■ **INPUT RECORDS**:

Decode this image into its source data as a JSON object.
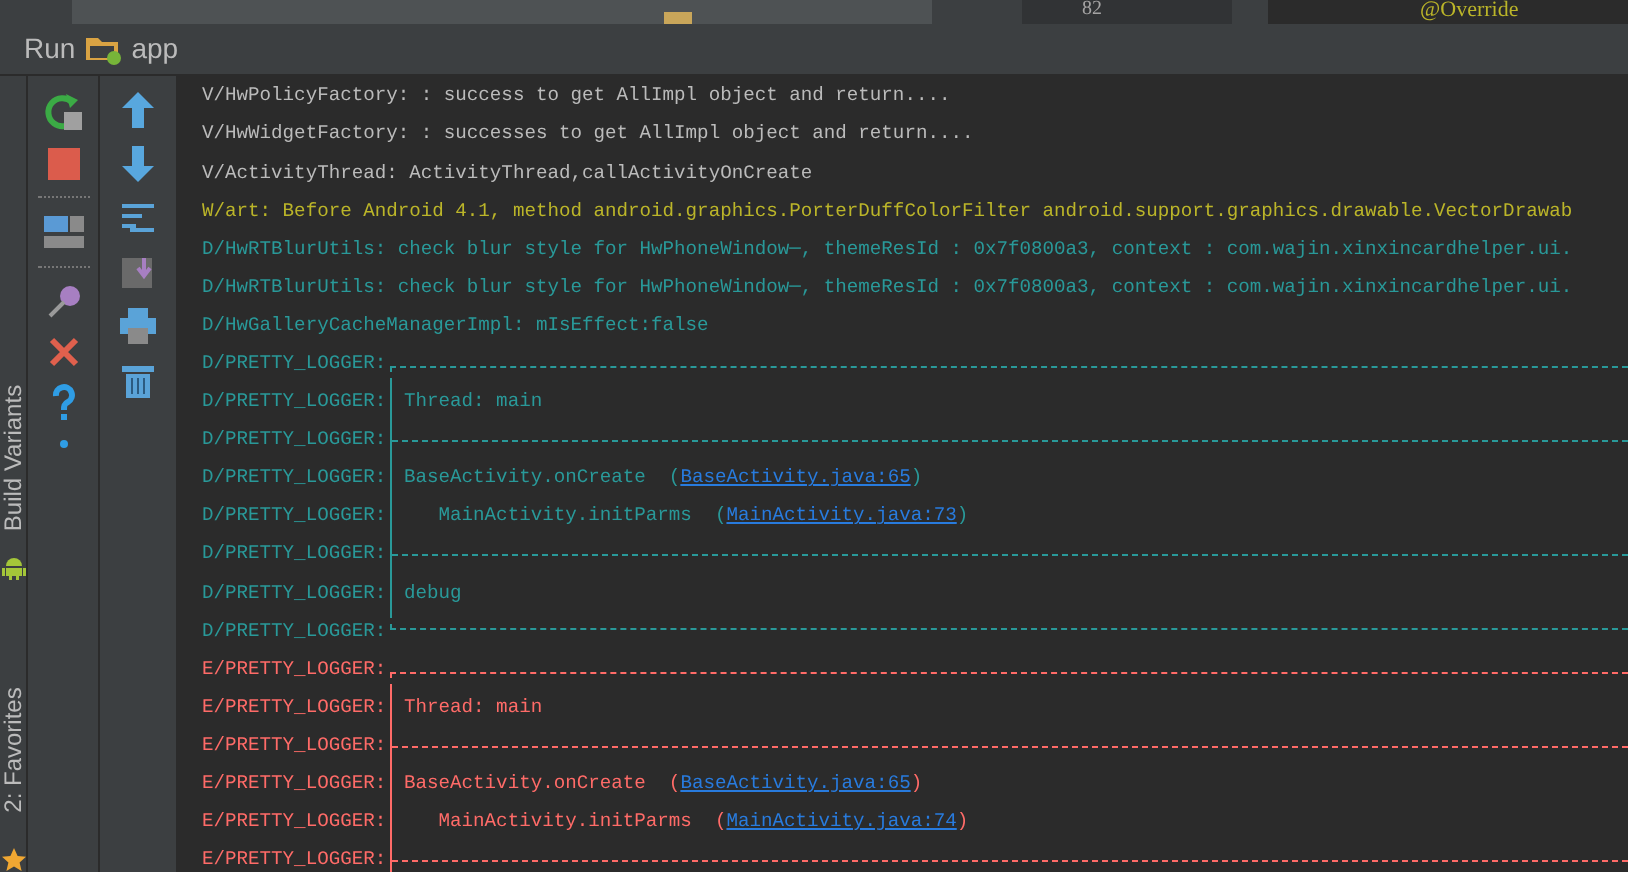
{
  "editor_strip": {
    "line_number": "82",
    "code": "@Override"
  },
  "run_panel": {
    "title": "Run",
    "config": "app"
  },
  "side_tabs": [
    {
      "label": "Build Variants"
    },
    {
      "label": "2: Favorites"
    }
  ],
  "console": [
    {
      "color": "#bbbbbb",
      "kind": "plain",
      "text": "V/HwPolicyFactory: : success to get AllImpl object and return...."
    },
    {
      "color": "#bbbbbb",
      "kind": "plain",
      "text": "V/HwWidgetFactory: : successes to get AllImpl object and return...."
    },
    {
      "color": "#bbbbbb",
      "kind": "plain",
      "text": "V/ActivityThread: ActivityThread,callActivityOnCreate"
    },
    {
      "color": "#bbb529",
      "kind": "plain",
      "text": "W/art: Before Android 4.1, method android.graphics.PorterDuffColorFilter android.support.graphics.drawable.VectorDrawab"
    },
    {
      "color": "#299999",
      "kind": "plain",
      "text": "D/HwRTBlurUtils: check blur style for HwPhoneWindow─, themeResId : 0x7f0800a3, context : com.wajin.xinxincardhelper.ui."
    },
    {
      "color": "#299999",
      "kind": "plain",
      "text": "D/HwRTBlurUtils: check blur style for HwPhoneWindow─, themeResId : 0x7f0800a3, context : com.wajin.xinxincardhelper.ui."
    },
    {
      "color": "#299999",
      "kind": "plain",
      "text": "D/HwGalleryCacheManagerImpl: mIsEffect:false"
    },
    {
      "color": "#299999",
      "kind": "box_top",
      "tag": "D/PRETTY_LOGGER:"
    },
    {
      "color": "#299999",
      "kind": "box_text",
      "tag": "D/PRETTY_LOGGER:",
      "text": "Thread: main"
    },
    {
      "color": "#299999",
      "kind": "box_divider",
      "tag": "D/PRETTY_LOGGER:"
    },
    {
      "color": "#299999",
      "kind": "box_text",
      "tag": "D/PRETTY_LOGGER:",
      "text": "BaseActivity.onCreate  ",
      "open": "(",
      "link": "BaseActivity.java:65",
      "close": ")"
    },
    {
      "color": "#299999",
      "kind": "box_text",
      "tag": "D/PRETTY_LOGGER:",
      "text": "   MainActivity.initParms  ",
      "open": "(",
      "link": "MainActivity.java:73",
      "close": ")"
    },
    {
      "color": "#299999",
      "kind": "box_divider",
      "tag": "D/PRETTY_LOGGER:"
    },
    {
      "color": "#299999",
      "kind": "box_text",
      "tag": "D/PRETTY_LOGGER:",
      "text": "debug"
    },
    {
      "color": "#299999",
      "kind": "box_bottom",
      "tag": "D/PRETTY_LOGGER:"
    },
    {
      "color": "#ff6b68",
      "kind": "box_top",
      "tag": "E/PRETTY_LOGGER:"
    },
    {
      "color": "#ff6b68",
      "kind": "box_text",
      "tag": "E/PRETTY_LOGGER:",
      "text": "Thread: main"
    },
    {
      "color": "#ff6b68",
      "kind": "box_divider",
      "tag": "E/PRETTY_LOGGER:"
    },
    {
      "color": "#ff6b68",
      "kind": "box_text",
      "tag": "E/PRETTY_LOGGER:",
      "text": "BaseActivity.onCreate  ",
      "open": "(",
      "link": "BaseActivity.java:65",
      "close": ")"
    },
    {
      "color": "#ff6b68",
      "kind": "box_text",
      "tag": "E/PRETTY_LOGGER:",
      "text": "   MainActivity.initParms  ",
      "open": "(",
      "link": "MainActivity.java:74",
      "close": ")"
    },
    {
      "color": "#ff6b68",
      "kind": "box_divider",
      "tag": "E/PRETTY_LOGGER:"
    }
  ]
}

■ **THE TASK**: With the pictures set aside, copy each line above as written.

■ **ANSWER FOR THIS EXERCISE**:
Decode this image into its source data as a JSON object.
{
  "editor_strip": {
    "line_number": "82",
    "code": "@Override"
  },
  "run_panel": {
    "title": "Run",
    "config": "app"
  },
  "side_tabs": [
    {
      "label": "Build Variants"
    },
    {
      "label": "2: Favorites"
    }
  ],
  "console": [
    {
      "color": "#bbbbbb",
      "kind": "plain",
      "text": "V/HwPolicyFactory: : success to get AllImpl object and return...."
    },
    {
      "color": "#bbbbbb",
      "kind": "plain",
      "text": "V/HwWidgetFactory: : successes to get AllImpl object and return...."
    },
    {
      "color": "#bbbbbb",
      "kind": "plain",
      "text": "V/ActivityThread: ActivityThread,callActivityOnCreate"
    },
    {
      "color": "#bbb529",
      "kind": "plain",
      "text": "W/art: Before Android 4.1, method android.graphics.PorterDuffColorFilter android.support.graphics.drawable.VectorDrawab"
    },
    {
      "color": "#299999",
      "kind": "plain",
      "text": "D/HwRTBlurUtils: check blur style for HwPhoneWindow─, themeResId : 0x7f0800a3, context : com.wajin.xinxincardhelper.ui."
    },
    {
      "color": "#299999",
      "kind": "plain",
      "text": "D/HwRTBlurUtils: check blur style for HwPhoneWindow─, themeResId : 0x7f0800a3, context : com.wajin.xinxincardhelper.ui."
    },
    {
      "color": "#299999",
      "kind": "plain",
      "text": "D/HwGalleryCacheManagerImpl: mIsEffect:false"
    },
    {
      "color": "#299999",
      "kind": "box_top",
      "tag": "D/PRETTY_LOGGER:"
    },
    {
      "color": "#299999",
      "kind": "box_text",
      "tag": "D/PRETTY_LOGGER:",
      "text": "Thread: main"
    },
    {
      "color": "#299999",
      "kind": "box_divider",
      "tag": "D/PRETTY_LOGGER:"
    },
    {
      "color": "#299999",
      "kind": "box_text",
      "tag": "D/PRETTY_LOGGER:",
      "text": "BaseActivity.onCreate  ",
      "open": "(",
      "link": "BaseActivity.java:65",
      "close": ")"
    },
    {
      "color": "#299999",
      "kind": "box_text",
      "tag": "D/PRETTY_LOGGER:",
      "text": "   MainActivity.initParms  ",
      "open": "(",
      "link": "MainActivity.java:73",
      "close": ")"
    },
    {
      "color": "#299999",
      "kind": "box_divider",
      "tag": "D/PRETTY_LOGGER:"
    },
    {
      "color": "#299999",
      "kind": "box_text",
      "tag": "D/PRETTY_LOGGER:",
      "text": "debug"
    },
    {
      "color": "#299999",
      "kind": "box_bottom",
      "tag": "D/PRETTY_LOGGER:"
    },
    {
      "color": "#ff6b68",
      "kind": "box_top",
      "tag": "E/PRETTY_LOGGER:"
    },
    {
      "color": "#ff6b68",
      "kind": "box_text",
      "tag": "E/PRETTY_LOGGER:",
      "text": "Thread: main"
    },
    {
      "color": "#ff6b68",
      "kind": "box_divider",
      "tag": "E/PRETTY_LOGGER:"
    },
    {
      "color": "#ff6b68",
      "kind": "box_text",
      "tag": "E/PRETTY_LOGGER:",
      "text": "BaseActivity.onCreate  ",
      "open": "(",
      "link": "BaseActivity.java:65",
      "close": ")"
    },
    {
      "color": "#ff6b68",
      "kind": "box_text",
      "tag": "E/PRETTY_LOGGER:",
      "text": "   MainActivity.initParms  ",
      "open": "(",
      "link": "MainActivity.java:74",
      "close": ")"
    },
    {
      "color": "#ff6b68",
      "kind": "box_divider",
      "tag": "E/PRETTY_LOGGER:"
    }
  ]
}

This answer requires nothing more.